In addition to the squirrels, despite it being a relatively cool 9C I was also hoping to find some Sand Lizards. Therefore we decided to walk north through the dunes and along the beach to the National Nature Reserve at Ainsdale.
Note the 3 rows of recycled Christmas trees on the right presumably being used to stop the sand blowing away.
The preferred habitat of the Lancashire Sand Lizards.

In Dorset and Surrey the only other areas of the country to have small populations of Sand Lizards they’re quite happy living on sandy, lowland heaths. In Lancashire they are restricted to the Marram Grass on the seaward, mobile dunes of the Sefton coast. In 2 hours of searching I managed to find 2 of the bright green male lizards. Trying to get a clear photo of the first through the stalks of grass proved impossible. The 2nd one was being held in the talons of a male Kestrel last seen flying off towards the Pines.
Webcap toadstool
Sanderlings stopping off and feeding amongst the surf before continuing their journey north to the Arctic.
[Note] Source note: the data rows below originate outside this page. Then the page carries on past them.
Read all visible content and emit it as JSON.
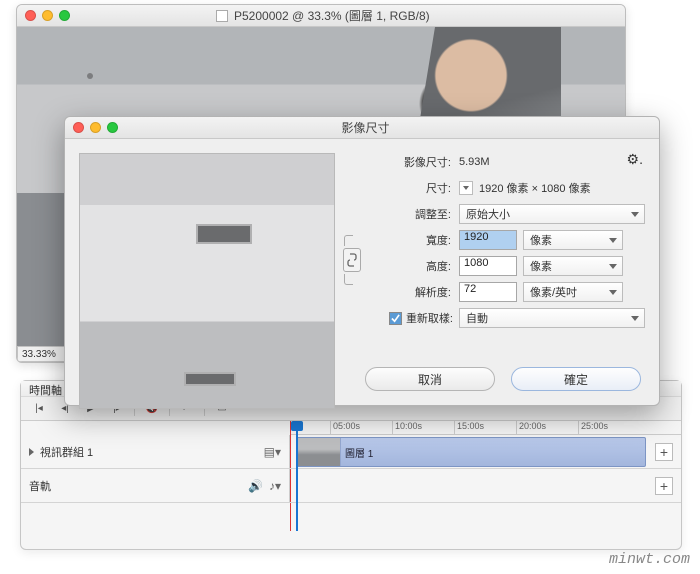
{
  "doc": {
    "title": "P5200002 @ 33.3% (圖層 1, RGB/8)",
    "zoom": "33.33%"
  },
  "dialog": {
    "title": "影像尺寸",
    "size_label": "影像尺寸:",
    "size_value": "5.93M",
    "dim_label": "尺寸:",
    "dim_value": "1920 像素 × 1080 像素",
    "fit_label": "調整至:",
    "fit_value": "原始大小",
    "width_label": "寬度:",
    "width_value": "1920",
    "width_unit": "像素",
    "height_label": "高度:",
    "height_value": "1080",
    "height_unit": "像素",
    "res_label": "解析度:",
    "res_value": "72",
    "res_unit": "像素/英吋",
    "resample_label": "重新取樣:",
    "resample_value": "自動",
    "cancel": "取消",
    "ok": "確定"
  },
  "timeline": {
    "title": "時間軸",
    "ticks": [
      "05:00s",
      "10:00s",
      "15:00s",
      "20:00s",
      "25:00s"
    ],
    "group_label": "視訊群組 1",
    "audio_label": "音軌",
    "clip_label": "圖層 1"
  },
  "watermark": "minwt.com"
}
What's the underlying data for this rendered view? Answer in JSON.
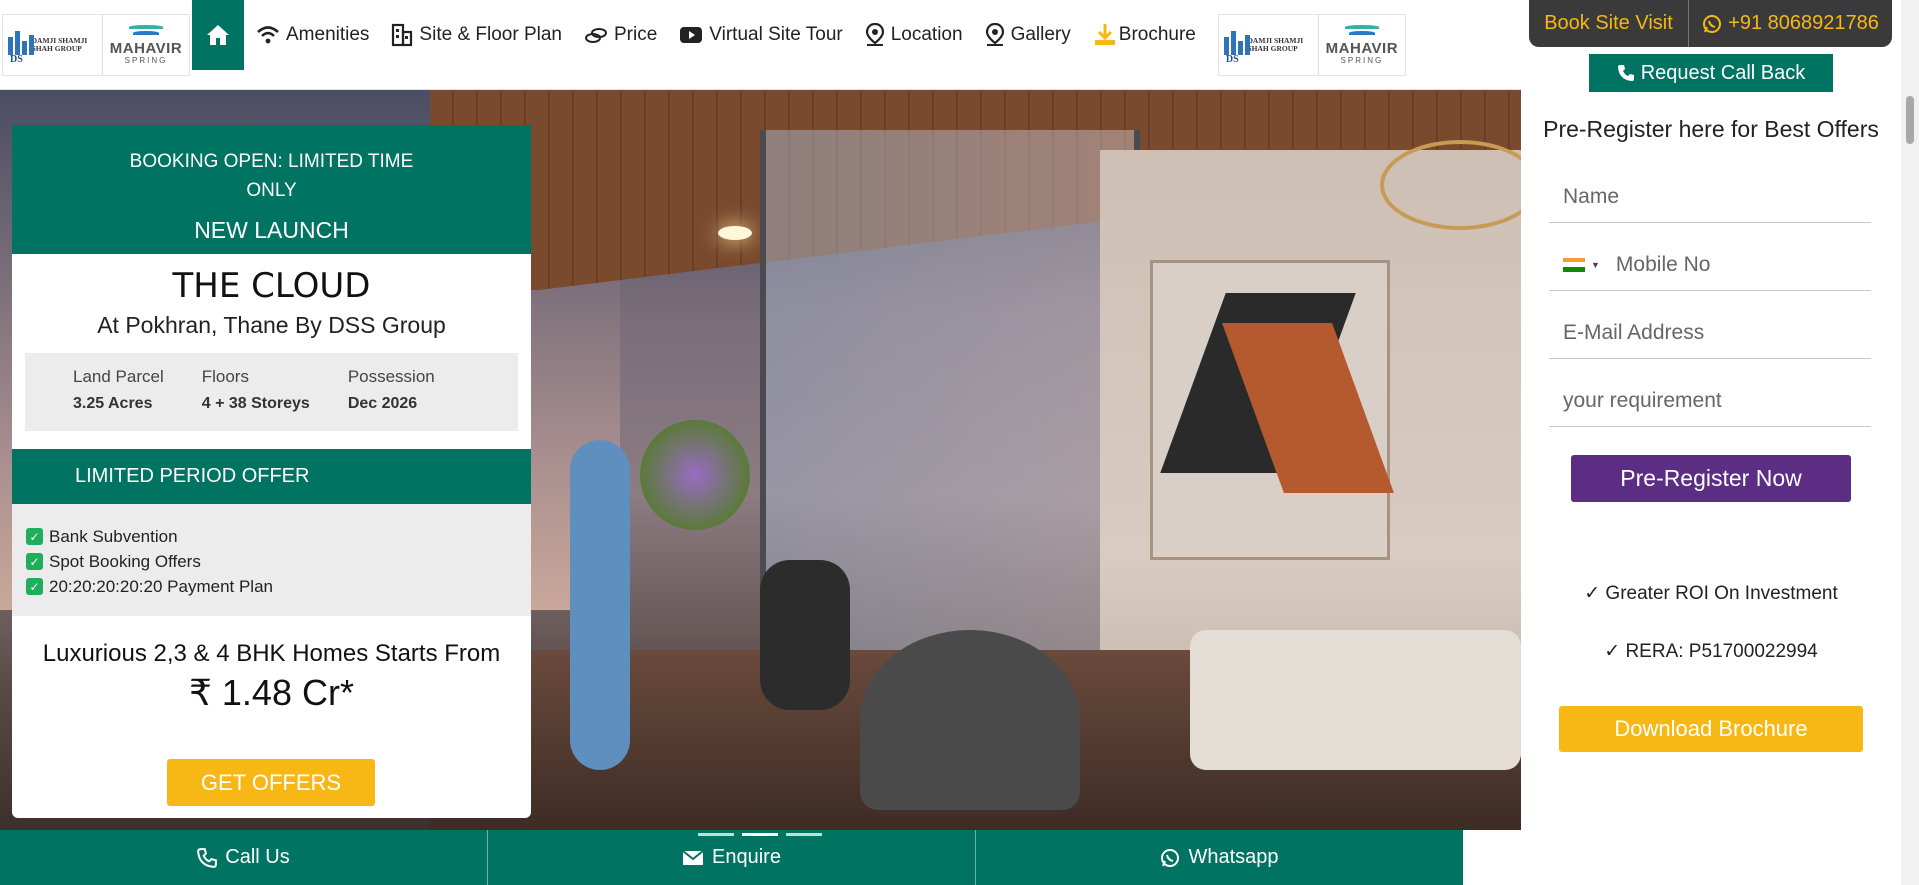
{
  "nav": {
    "logo_group": "DAMJI SHAMJI SHAH GROUP",
    "logo_mark": "DS",
    "logo_since": "SINCE 1965",
    "logo_project": "MAHAVIR",
    "logo_project_sub": "SPRING",
    "items": [
      {
        "label": "Amenities",
        "icon": "wifi-icon"
      },
      {
        "label": "Site & Floor Plan",
        "icon": "building-icon"
      },
      {
        "label": "Price",
        "icon": "money-icon"
      },
      {
        "label": "Virtual Site Tour",
        "icon": "youtube-icon"
      },
      {
        "label": "Location",
        "icon": "map-pin-icon"
      },
      {
        "label": "Gallery",
        "icon": "map-pin-icon"
      },
      {
        "label": "Brochure",
        "icon": "download-icon"
      }
    ]
  },
  "sidebar": {
    "book_visit": "Book Site Visit",
    "phone": "+91 8068921786",
    "callback": "Request Call Back",
    "form_title": "Pre-Register here for Best Offers",
    "name_placeholder": "Name",
    "mobile_placeholder": "Mobile No",
    "email_placeholder": "E-Mail Address",
    "requirement_placeholder": "your requirement",
    "submit": "Pre-Register Now",
    "bullet1": "✓ Greater ROI On Investment",
    "bullet2": "✓ RERA: P51700022994",
    "download": "Download Brochure"
  },
  "card": {
    "booking": "BOOKING OPEN: LIMITED TIME ONLY",
    "launch": "NEW LAUNCH",
    "title": "THE CLOUD",
    "subtitle": "At Pokhran, Thane By DSS Group",
    "stats": [
      {
        "label": "Land Parcel",
        "value": "3.25 Acres"
      },
      {
        "label": "Floors",
        "value": "4 + 38 Storeys"
      },
      {
        "label": "Possession",
        "value": "Dec 2026"
      }
    ],
    "offer_title": "LIMITED PERIOD OFFER",
    "offers": [
      "Bank Subvention",
      "Spot Booking Offers",
      "20:20:20:20:20 Payment Plan"
    ],
    "homes": "Luxurious 2,3 & 4 BHK Homes Starts From",
    "price": "₹ 1.48 Cr*",
    "cta": "GET OFFERS"
  },
  "bottom": {
    "call": "Call Us",
    "enquire": "Enquire",
    "whatsapp": "Whatsapp"
  },
  "colors": {
    "primary": "#007363",
    "accent": "#f7b815",
    "purple": "#5b2e83"
  }
}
Also the first Comma butterfly of the year, a group of 19 Sandwich Terns fishing just offshore on the incoming tide, countless Oystercatchers, 5 Red Breasted Merganser and some large groups of Common Scoters.

Saturday, 14 April 2012

Daughter of the Wind


P1050049Wood Anemone – Marbury Country Park

After the dark days of Winter the banks of Wood Anemones to the west of Budworth Mere are always a great sight. In common with a lot of our plants Anemōnē – is derived from Greek. Literally means "daughter of the wind", from ánemos "wind" and the feminine suffix –ōnē.

Next up at Marbury will be a spectacular display of English Bluebells. Whilst the first are just beginning to open it’ll be the end of April before the woodland floor is really carpeted with Bluebells. Hopefully we’ll have the chance to call in however this year we may be heading up to north Lancashire to look for Green Hairstreak butterflies and Green winged Orchids.



Coltsfoot flower – Marbury Country Park

Locally the first Coltsfoot flowers began to open up during late February however trying to find a day when its not been raining or overcast has been a bit of a problem. In common with many other spring flowers they’re photo sensitive. The first sign of cloud and that's it the flowers close up.

Wild Cherry/Gean – Chorlton Water Park

A favourite of the local Bullfinches. Also a valuable source of pollen for the local insects that help to attract the Chiff Chaffs, Blackcaps, Pipistrelles and larger Noctule Bats out hunting in the evening.